The humorous vignettes depicted in this collection present the Baron as an extraordinarily fortunate fellow. Wherever his travels take him, he manages to find himself in the most miraculous of circumstances. On his way to St. Petersburg, Russia, for example, a blizzard prevents him from locating a certain Lithuanian town in which he had intended to seek lodgings. At the point of exhaustion, he hitches his horse to a lone post jutting out of the snowy ground and lies down in the open to rest. At daybreak, he awakens in a village square without his horse. Soon he...
(The entire section is 625 words.)
Places Discussed (Cyclopedia of Literary Places)
*Moon. The baron twice visits the Moon. In chapter 6 he tries to recover a silver hatchet from the Moon, which he reaches by climbing up quick-growing turkey-beans that he plants. On the Moon, everything is silvery bright, but the baron finds the hatchet in a heap of hay and straw, which he plaits into a rope for his return to Earth. His second trip, in chapter 18, is aboard a sailing-ship, lifted into the sky by a hurricane. The Moon now is like Earth, with cities, trees, mountains, rivers, and seas, where all creatures are extraordinarily large. The Moon’s people, the Lunarians, stand more than thirty-six feet tall; they carry their heads under their right arms and have only a single finger on each hand. They eat only once a month, by opening doors into their stomachs and placing whole meals inside themselves at one time. Their eyes are removable and interchangeable.
*Africa. Traveling north from the Cape of Good Hope, the baron discovers an unknown land. It is green and fertile, full of trees and wildlife. The inhabitants are white-skinned pygmies. As described in chapter 26, the only barbarity of these otherwise charming and civilized people is that they eat the raw and still-living flesh of cattle (a practice attributed to Ethiopians by European travelers in the late eighteenth century). By a ruse, the baron persuades the pygmies to eat fudge instead. He causes a great bridge to be built, linking...
(The entire section is 999 words.)
Bibliography (Cyclopedia of Literary Characters, Revised Third Edition)
Carswell, John. The Prospector: Being the Life and Times of Rudolf Erich Raspe, 1737-1794. London: Cresset Press, 1950. A useful biography of Raspe, including a commentary on his most famous invention.
Green, Roger Lancelyn. Into Other Worlds. New York: Abelard-Schuman, 1958. Cites Raspe’s narrative in chapter 5, “A Lunatick Century,” in the context of other fictional lunar voyages.
Raspe, R. E., et al. Singular Travels, Campaigns and Adventures of Baron Münchausen. London: Cresset Press, 1948. An edition of Raspe’s original text and its earliest embellishments, together with the first version of the sequel that was later integrated with Kearsley’s text. The introduction by John Carswell is an invaluable history of the text.
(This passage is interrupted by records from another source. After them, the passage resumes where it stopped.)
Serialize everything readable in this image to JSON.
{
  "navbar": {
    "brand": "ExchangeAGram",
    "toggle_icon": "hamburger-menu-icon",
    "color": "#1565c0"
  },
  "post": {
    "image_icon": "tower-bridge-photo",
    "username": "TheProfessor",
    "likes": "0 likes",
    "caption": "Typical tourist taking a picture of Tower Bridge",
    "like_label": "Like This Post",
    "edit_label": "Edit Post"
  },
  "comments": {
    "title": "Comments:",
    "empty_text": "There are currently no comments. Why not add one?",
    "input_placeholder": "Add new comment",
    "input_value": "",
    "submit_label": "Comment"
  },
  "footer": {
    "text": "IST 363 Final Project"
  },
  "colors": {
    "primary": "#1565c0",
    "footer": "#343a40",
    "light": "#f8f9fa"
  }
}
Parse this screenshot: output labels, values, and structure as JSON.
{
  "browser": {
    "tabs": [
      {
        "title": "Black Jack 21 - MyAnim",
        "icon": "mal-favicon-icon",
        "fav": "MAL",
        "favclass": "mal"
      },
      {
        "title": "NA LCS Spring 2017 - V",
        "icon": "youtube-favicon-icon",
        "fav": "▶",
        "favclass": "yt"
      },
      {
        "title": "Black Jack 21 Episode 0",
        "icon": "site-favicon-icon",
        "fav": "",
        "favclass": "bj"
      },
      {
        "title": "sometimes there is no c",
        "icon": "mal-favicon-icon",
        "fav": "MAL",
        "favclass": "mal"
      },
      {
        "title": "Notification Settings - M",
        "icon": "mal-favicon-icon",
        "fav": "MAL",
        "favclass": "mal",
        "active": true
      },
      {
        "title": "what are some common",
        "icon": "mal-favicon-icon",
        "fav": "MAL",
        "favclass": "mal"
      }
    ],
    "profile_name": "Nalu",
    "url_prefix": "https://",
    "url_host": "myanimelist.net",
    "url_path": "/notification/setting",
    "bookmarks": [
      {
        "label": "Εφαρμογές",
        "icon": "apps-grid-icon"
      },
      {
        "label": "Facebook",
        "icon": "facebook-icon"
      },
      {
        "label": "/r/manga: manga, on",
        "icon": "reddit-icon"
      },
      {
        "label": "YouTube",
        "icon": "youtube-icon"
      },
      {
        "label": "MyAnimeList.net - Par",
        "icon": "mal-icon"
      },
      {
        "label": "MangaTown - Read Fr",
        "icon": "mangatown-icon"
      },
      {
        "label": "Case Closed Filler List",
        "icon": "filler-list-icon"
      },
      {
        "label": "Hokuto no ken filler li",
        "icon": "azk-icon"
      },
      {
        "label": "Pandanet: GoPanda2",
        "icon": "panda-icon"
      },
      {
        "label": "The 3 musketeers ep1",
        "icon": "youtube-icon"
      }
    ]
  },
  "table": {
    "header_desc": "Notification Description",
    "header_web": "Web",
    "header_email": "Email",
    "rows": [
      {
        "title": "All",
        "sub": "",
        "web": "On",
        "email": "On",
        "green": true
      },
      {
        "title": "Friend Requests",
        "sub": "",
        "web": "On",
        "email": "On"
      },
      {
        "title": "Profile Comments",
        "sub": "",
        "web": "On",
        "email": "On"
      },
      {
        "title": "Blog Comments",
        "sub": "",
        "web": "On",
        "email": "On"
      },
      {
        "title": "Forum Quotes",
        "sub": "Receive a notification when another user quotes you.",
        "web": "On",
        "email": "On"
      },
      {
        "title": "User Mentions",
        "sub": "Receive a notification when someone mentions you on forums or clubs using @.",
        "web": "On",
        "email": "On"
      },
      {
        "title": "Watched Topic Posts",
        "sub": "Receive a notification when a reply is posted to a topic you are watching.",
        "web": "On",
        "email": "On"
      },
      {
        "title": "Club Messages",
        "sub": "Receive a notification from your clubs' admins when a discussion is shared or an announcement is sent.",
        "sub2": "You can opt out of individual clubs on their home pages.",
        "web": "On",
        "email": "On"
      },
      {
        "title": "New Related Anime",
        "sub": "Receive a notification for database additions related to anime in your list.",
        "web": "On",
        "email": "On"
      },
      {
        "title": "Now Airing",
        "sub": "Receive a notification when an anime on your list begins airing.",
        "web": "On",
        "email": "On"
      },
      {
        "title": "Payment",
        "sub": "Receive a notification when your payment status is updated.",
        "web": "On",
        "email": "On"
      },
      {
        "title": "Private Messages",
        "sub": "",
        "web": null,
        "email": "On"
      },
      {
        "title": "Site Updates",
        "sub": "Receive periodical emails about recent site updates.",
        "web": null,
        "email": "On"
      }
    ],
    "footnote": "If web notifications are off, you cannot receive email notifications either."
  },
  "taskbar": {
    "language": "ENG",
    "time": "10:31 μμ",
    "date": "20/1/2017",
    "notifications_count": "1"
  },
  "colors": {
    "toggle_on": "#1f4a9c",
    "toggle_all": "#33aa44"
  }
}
Rose, William, ed. Introduction to The Travels of Baron Münchausen; Gulliver Revived: Or, The Vice of Lying Prophecy Exposed. London: G. Routledge & Sons, 1923. Provides a brief history of the work and a commentary on its genesis.
Welcher, Jeanne K., and George E. Bush, Jr. Introduction to Gulliveriana IV. Delmar, N.Y.: Scholars’ Facsimiles & Reprints, 1973. Discusses the fifth edition (Kearsley’s), which is here reproduced in facsimile, with particular reference to its contemporary critical reception.
(The entire section is 189 words.)